## Component data from apps and pages
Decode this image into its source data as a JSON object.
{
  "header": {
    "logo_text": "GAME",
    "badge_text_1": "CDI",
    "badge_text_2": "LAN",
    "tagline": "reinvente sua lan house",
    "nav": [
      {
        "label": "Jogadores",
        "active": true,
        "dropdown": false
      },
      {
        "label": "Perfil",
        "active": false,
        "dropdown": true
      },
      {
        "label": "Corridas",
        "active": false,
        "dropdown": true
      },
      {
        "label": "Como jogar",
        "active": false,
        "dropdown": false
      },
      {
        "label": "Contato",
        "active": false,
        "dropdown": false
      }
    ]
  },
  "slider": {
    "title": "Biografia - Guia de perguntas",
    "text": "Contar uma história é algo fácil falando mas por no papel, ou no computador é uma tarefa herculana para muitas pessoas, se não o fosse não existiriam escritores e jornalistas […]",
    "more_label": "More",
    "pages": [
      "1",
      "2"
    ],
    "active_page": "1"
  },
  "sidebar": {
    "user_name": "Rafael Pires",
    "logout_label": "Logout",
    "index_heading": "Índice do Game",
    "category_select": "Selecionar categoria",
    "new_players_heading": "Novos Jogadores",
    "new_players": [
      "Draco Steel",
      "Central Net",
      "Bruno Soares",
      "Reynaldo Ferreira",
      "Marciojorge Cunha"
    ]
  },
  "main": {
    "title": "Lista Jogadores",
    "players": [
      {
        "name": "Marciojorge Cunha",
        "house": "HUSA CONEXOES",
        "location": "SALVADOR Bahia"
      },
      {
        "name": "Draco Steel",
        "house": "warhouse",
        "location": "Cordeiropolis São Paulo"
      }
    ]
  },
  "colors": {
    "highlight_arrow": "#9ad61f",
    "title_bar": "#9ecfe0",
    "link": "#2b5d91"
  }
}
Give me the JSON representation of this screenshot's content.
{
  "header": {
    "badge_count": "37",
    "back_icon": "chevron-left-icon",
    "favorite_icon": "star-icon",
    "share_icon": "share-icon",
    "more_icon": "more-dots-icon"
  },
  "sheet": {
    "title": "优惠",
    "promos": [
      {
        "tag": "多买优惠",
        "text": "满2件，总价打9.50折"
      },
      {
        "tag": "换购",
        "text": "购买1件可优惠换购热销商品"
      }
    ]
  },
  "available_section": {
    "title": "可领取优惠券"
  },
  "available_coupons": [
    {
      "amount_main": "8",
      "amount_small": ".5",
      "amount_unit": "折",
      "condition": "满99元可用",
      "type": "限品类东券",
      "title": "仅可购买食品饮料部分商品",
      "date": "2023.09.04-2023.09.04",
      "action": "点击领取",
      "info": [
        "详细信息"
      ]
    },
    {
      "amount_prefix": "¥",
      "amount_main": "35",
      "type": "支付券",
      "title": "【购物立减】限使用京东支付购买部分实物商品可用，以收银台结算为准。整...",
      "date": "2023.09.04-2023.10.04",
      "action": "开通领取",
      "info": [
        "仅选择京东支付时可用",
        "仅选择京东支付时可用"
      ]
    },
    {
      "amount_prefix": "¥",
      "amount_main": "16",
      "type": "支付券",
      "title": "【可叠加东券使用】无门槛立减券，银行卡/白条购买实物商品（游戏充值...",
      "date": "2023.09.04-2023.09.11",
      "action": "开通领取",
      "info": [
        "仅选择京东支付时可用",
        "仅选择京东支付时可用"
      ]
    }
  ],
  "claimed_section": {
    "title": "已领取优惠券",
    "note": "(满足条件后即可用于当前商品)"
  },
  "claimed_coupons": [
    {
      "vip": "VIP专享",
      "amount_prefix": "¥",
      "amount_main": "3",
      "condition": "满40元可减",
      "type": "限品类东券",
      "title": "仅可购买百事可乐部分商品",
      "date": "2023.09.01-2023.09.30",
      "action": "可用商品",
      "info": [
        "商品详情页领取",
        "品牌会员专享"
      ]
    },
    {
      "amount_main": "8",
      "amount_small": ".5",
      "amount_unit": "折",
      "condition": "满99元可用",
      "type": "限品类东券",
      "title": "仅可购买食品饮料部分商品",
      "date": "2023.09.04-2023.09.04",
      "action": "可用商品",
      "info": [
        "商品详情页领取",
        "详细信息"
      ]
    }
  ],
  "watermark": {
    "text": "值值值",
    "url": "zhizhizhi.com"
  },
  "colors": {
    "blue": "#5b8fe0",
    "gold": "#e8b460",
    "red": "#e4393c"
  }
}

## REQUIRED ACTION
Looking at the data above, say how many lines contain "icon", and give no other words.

## ANSWER TO THE EXERCISE
4